You have to differentiate. If foreign sequences have been incorporated in the genome – as with classic transgenic plants – the plant is clearly a GMO. The majority of CRISPR-Cas applications, however, result in plants with only individual additional mutations. Since these mutations are caused by natural repair, and because these kinds of mutations occur naturally all the time, it is simply not possible from a scientific perspective to distinguish such a plant from a natural plant. They are ‘nature-identical’. If these kinds of plants are defined as GMOs, there will be no actual means of verification. Even those varieties produced using mutagenesis – which carry far greater numbers of mutations – do not fall under GMO regulations. In my opinion, it would thus be exceedingly irrational to classify such plants as GMOs.
How do you view the current debate on the regulation of genome-edited plants – both here in Germany and internationally?
It’s good and important that there is a debate on the subject that includes the general public. Even to the layperson, it is clear that the development of genome-edited plants represents an improvement to the generally accepted technique of classical mutagenesis. Likewise, the public is not aware just how frequently natural mutations occur, and that no two plants are genetically identical. Ultimately, it is also important that we talk about the risks: We have been researching double-strand breakage repair in plants for 25 years, and as a result we have precise knowledge of what can be achieved using the technology, but also the effects that can be triggered. Of course, a rational discussion in Germany and Europe is particularly difficult to pursue because the public is traditionally highly critical of green genetic engineering. In other countries such as Canada, the USA or Argentina, genome-edited plants have already been classified as non-GMOs.
Critics complain that the technology is not as precise or safe as described. What does the possible occurrence off-target effects – i.e. erroneous incisions – mean for researchers and plant breeders?

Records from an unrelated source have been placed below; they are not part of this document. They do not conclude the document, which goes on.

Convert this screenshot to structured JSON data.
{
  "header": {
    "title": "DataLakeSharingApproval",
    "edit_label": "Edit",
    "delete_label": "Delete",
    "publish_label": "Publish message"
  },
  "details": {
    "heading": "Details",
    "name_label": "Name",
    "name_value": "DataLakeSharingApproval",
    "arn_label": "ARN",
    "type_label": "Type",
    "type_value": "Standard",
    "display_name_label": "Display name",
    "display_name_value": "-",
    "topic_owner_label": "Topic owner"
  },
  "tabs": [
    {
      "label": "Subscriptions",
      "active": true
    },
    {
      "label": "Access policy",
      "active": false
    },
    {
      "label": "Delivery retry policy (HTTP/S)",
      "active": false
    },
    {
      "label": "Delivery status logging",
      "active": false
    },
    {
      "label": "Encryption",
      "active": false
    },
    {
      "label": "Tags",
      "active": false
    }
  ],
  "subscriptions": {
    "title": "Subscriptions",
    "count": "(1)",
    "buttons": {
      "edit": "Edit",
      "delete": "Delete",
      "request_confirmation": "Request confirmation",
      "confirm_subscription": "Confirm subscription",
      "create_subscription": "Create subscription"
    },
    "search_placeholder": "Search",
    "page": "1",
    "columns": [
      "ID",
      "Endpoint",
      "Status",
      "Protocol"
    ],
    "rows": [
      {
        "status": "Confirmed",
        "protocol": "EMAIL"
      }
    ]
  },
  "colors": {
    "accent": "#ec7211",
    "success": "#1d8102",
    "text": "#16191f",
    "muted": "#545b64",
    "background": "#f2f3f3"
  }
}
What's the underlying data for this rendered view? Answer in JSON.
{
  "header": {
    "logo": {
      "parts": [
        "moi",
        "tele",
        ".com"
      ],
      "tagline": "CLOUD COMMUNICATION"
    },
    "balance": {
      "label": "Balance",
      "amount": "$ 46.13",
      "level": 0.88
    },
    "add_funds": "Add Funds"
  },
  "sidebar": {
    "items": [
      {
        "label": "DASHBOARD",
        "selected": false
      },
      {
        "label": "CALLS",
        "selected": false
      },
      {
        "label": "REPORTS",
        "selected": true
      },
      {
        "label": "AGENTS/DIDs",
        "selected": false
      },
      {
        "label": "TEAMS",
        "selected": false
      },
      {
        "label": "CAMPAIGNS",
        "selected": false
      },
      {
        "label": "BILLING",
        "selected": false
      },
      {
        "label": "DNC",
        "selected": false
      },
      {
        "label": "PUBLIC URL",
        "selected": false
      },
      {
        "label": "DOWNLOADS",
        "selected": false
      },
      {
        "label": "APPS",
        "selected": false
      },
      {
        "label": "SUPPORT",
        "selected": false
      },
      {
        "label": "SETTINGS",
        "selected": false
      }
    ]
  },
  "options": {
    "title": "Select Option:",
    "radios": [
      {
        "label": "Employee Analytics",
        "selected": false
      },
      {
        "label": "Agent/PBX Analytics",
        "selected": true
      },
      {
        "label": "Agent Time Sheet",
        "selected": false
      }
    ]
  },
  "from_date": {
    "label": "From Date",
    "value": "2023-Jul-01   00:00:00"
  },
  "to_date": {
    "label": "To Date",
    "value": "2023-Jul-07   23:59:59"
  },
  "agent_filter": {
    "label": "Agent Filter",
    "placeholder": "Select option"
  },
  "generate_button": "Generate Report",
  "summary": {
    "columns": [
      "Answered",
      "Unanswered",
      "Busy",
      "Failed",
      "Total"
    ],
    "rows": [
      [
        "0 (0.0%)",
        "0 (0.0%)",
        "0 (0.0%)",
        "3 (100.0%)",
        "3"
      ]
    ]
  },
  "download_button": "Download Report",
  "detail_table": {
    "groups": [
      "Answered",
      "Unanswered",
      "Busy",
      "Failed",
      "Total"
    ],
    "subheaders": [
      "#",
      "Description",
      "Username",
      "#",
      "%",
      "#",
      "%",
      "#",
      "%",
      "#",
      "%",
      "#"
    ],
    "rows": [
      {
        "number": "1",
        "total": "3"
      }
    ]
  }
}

As with numerous technical innovations, there has been an impressive series of optimisations over the years. Indeed, many off-target effects could be observed with the first designer nucleases. In the meantime, the development of improved CRISPR-Cas systems means that undesired incisions are the exception and not the rule. Through the use of modern sequencing techniques, it is also relatively easy to check whether such effects have occurred. In this way, it is possible to select only those plants with none of these effects. Classic mutagenesis technologies create vast numbers of unwanted mutations. In contrast to medical applications, however, this problem is of secondary importance to breeders, who can simply attenuate unwanted mutations over several plant generations through the use of cross breeding.
Can you give us a few examples of how CRISPR-Cas has already been utilised successfully in applied plant breeding?
Because the technology has only recently been successfully applied to arable crops, we are still at the beginning of a development whose course is not yet possible to foresee. For the area of agriculture, the switching off of individual genes could bring a whole range of new and attractive properties. For example, it has already been possible to produce mildew-resistant wheat, as well as a form of soy with an altered composition of unsaturated fatty acids. A maize with a different starch composition has also been produced. There are other examples, and these are set to be joined by many more in the near future.